INPUT FOR THIS TASK section start

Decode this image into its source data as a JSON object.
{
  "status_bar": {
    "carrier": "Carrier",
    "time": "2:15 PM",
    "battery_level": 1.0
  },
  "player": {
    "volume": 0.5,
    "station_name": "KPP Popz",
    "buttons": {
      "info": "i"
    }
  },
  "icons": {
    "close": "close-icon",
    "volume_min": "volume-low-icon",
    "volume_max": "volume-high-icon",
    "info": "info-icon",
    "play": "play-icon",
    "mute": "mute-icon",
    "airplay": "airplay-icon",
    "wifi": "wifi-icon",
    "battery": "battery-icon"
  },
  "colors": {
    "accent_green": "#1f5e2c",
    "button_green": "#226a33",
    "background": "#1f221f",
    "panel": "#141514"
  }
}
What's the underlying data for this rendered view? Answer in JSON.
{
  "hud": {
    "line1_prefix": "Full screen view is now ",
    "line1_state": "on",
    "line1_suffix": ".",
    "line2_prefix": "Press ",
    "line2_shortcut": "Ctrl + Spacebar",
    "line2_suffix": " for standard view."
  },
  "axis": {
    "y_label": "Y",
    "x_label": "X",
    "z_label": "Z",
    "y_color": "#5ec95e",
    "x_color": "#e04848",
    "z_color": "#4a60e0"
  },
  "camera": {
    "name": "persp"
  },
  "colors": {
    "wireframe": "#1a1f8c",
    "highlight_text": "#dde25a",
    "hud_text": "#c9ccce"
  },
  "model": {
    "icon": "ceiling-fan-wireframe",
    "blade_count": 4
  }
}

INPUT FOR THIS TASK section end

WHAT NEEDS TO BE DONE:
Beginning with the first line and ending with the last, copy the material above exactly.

RESPONSE FOR THIS EXERCISE:
Decode this image into its source data as a JSON object.
{
  "status_bar": {
    "carrier": "Carrier",
    "time": "2:15 PM",
    "battery_level": 1.0
  },
  "player": {
    "volume": 0.5,
    "station_name": "KPP Popz",
    "buttons": {
      "info": "i"
    }
  },
  "icons": {
    "close": "close-icon",
    "volume_min": "volume-low-icon",
    "volume_max": "volume-high-icon",
    "info": "info-icon",
    "play": "play-icon",
    "mute": "mute-icon",
    "airplay": "airplay-icon",
    "wifi": "wifi-icon",
    "battery": "battery-icon"
  },
  "colors": {
    "accent_green": "#1f5e2c",
    "button_green": "#226a33",
    "background": "#1f221f",
    "panel": "#141514"
  }
}
What's the underlying data for this rendered view? Answer in JSON.
{
  "hud": {
    "line1_prefix": "Full screen view is now ",
    "line1_state": "on",
    "line1_suffix": ".",
    "line2_prefix": "Press ",
    "line2_shortcut": "Ctrl + Spacebar",
    "line2_suffix": " for standard view."
  },
  "axis": {
    "y_label": "Y",
    "x_label": "X",
    "z_label": "Z",
    "y_color": "#5ec95e",
    "x_color": "#e04848",
    "z_color": "#4a60e0"
  },
  "camera": {
    "name": "persp"
  },
  "colors": {
    "wireframe": "#1a1f8c",
    "highlight_text": "#dde25a",
    "hud_text": "#c9ccce"
  },
  "model": {
    "icon": "ceiling-fan-wireframe",
    "blade_count": 4
  }
}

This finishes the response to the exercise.